=== GIVEN INFORMATION ===

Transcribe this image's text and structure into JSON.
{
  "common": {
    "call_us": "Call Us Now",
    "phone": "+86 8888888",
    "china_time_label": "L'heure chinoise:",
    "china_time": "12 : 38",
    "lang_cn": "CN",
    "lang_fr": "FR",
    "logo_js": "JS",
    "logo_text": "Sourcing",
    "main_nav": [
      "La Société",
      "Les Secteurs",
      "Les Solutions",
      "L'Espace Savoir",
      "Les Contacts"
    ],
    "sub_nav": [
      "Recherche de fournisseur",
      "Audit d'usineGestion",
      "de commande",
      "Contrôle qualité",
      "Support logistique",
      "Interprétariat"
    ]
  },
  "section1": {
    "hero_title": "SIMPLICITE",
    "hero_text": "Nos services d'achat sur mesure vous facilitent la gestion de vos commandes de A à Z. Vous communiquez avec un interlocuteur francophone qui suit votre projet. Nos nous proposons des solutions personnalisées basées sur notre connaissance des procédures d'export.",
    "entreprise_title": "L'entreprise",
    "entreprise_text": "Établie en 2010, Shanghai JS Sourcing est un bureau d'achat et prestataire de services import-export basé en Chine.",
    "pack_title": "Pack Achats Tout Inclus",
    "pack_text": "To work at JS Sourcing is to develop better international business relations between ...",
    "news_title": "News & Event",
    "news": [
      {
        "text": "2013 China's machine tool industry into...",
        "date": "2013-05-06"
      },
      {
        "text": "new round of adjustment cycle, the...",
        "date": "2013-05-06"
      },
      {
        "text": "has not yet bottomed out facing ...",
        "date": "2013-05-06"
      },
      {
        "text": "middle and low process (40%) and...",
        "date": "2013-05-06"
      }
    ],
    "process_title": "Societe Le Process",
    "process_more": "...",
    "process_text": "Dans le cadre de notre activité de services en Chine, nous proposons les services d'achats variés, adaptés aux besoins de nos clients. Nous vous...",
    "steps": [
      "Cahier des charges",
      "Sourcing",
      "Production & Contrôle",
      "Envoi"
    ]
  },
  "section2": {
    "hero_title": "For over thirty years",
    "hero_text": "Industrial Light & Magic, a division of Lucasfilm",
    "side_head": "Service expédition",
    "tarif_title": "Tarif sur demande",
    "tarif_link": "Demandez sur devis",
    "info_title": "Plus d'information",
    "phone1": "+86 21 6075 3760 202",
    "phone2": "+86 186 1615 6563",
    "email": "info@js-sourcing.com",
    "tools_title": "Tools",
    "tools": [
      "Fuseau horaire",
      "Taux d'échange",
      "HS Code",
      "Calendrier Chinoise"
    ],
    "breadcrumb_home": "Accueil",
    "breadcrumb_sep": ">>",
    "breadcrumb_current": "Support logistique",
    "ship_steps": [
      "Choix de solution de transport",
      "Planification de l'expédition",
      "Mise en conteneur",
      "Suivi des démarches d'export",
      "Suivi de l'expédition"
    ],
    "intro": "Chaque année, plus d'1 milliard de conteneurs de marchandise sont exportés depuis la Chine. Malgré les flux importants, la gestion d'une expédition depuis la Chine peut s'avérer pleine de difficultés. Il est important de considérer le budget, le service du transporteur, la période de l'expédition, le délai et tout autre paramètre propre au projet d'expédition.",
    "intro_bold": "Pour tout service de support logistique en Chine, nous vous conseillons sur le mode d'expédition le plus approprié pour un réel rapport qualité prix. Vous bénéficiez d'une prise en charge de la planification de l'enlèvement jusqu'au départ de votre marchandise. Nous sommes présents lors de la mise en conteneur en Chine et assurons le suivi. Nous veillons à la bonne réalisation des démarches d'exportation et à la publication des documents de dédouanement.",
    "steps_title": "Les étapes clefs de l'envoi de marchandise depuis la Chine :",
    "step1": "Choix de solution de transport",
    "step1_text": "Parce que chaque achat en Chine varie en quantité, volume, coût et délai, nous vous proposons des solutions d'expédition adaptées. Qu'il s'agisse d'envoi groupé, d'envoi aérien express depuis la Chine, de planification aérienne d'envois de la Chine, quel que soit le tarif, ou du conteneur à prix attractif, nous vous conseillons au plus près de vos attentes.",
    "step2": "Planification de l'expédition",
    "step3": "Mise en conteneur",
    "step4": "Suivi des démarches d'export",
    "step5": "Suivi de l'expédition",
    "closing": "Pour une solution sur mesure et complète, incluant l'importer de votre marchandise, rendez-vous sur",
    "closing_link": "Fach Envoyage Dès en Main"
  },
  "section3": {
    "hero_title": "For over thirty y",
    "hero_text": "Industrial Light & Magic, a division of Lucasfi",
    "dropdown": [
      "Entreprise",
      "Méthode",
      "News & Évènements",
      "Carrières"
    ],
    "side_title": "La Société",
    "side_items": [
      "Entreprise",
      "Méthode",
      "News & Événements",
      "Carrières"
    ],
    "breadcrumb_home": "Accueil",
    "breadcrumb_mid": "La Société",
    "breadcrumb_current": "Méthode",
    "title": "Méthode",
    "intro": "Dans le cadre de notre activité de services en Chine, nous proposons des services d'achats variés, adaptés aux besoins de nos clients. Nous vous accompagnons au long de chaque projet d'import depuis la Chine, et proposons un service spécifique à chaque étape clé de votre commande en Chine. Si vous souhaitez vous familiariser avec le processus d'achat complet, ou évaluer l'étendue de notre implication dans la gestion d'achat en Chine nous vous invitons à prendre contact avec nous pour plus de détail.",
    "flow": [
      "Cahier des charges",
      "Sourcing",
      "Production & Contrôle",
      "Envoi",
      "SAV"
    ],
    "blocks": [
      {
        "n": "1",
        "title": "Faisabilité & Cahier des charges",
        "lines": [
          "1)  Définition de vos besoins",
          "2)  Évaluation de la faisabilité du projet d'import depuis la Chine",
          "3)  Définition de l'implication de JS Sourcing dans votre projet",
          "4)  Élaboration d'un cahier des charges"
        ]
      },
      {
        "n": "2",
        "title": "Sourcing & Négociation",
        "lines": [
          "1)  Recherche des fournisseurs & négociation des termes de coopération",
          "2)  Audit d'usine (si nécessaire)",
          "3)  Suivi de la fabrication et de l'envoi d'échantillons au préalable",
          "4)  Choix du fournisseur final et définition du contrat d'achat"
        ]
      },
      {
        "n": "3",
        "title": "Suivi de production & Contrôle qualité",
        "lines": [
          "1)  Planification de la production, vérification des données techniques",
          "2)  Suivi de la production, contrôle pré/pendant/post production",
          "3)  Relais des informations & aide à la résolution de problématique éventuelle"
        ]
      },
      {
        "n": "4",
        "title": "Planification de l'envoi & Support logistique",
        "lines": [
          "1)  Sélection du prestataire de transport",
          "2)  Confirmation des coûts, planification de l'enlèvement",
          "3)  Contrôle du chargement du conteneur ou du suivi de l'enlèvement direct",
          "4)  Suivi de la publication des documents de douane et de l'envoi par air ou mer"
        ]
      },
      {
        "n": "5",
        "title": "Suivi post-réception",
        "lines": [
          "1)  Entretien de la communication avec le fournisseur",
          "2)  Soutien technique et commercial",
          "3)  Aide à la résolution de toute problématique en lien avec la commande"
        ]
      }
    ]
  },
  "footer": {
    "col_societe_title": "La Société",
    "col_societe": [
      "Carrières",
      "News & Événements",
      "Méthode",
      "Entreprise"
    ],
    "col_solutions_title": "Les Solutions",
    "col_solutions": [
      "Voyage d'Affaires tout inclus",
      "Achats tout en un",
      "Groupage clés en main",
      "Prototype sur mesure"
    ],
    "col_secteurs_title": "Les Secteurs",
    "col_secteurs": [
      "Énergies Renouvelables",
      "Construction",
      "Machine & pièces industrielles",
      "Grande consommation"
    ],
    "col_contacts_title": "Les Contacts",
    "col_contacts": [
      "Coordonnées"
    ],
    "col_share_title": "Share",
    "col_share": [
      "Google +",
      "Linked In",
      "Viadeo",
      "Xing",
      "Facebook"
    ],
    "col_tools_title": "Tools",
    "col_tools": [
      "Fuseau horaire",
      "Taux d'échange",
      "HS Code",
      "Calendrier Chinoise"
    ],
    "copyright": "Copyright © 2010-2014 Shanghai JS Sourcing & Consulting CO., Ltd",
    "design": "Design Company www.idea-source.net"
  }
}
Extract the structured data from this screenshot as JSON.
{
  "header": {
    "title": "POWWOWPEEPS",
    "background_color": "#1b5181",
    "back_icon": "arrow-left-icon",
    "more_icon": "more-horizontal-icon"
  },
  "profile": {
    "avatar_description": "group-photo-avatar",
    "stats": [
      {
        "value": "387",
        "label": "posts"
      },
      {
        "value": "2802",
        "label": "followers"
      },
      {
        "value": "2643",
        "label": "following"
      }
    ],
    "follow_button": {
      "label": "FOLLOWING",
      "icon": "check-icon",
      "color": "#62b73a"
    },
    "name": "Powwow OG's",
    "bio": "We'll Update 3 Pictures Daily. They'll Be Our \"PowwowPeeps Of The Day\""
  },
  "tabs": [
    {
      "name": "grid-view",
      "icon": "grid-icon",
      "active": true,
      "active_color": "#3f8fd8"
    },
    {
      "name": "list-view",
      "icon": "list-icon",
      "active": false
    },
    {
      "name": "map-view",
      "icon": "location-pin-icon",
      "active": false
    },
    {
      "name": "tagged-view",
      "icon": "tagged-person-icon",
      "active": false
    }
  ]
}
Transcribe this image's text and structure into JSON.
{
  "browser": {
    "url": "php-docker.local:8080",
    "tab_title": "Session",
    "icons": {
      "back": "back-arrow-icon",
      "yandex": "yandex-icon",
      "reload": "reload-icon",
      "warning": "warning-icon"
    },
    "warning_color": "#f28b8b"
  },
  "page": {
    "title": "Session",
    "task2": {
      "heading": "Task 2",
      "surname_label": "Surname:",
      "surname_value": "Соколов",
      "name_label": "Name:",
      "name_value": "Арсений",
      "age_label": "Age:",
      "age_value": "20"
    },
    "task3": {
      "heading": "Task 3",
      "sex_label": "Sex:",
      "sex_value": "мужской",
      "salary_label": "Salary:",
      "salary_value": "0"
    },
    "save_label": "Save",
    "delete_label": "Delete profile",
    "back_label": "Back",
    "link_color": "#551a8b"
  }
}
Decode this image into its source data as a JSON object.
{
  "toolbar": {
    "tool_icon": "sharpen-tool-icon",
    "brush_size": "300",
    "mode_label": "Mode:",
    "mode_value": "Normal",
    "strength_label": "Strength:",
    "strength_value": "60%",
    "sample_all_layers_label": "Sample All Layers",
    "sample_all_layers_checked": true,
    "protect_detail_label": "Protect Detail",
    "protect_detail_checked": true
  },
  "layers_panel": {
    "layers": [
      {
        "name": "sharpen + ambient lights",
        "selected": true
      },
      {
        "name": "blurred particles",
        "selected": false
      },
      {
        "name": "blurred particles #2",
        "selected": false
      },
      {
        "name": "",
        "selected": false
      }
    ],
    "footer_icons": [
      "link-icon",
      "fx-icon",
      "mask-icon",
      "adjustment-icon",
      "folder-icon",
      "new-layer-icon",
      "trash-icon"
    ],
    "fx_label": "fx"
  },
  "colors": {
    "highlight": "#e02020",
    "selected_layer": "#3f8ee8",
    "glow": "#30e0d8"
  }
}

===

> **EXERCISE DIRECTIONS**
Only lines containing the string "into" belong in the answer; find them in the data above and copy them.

> **WRITTEN RESPONSE**
Transcribe this image's text and structure into JSON.
        "text": "2013 China's machine tool industry into...",
Transcribe this image's text and structure into JSON.
Decode this image into its source data as a JSON object.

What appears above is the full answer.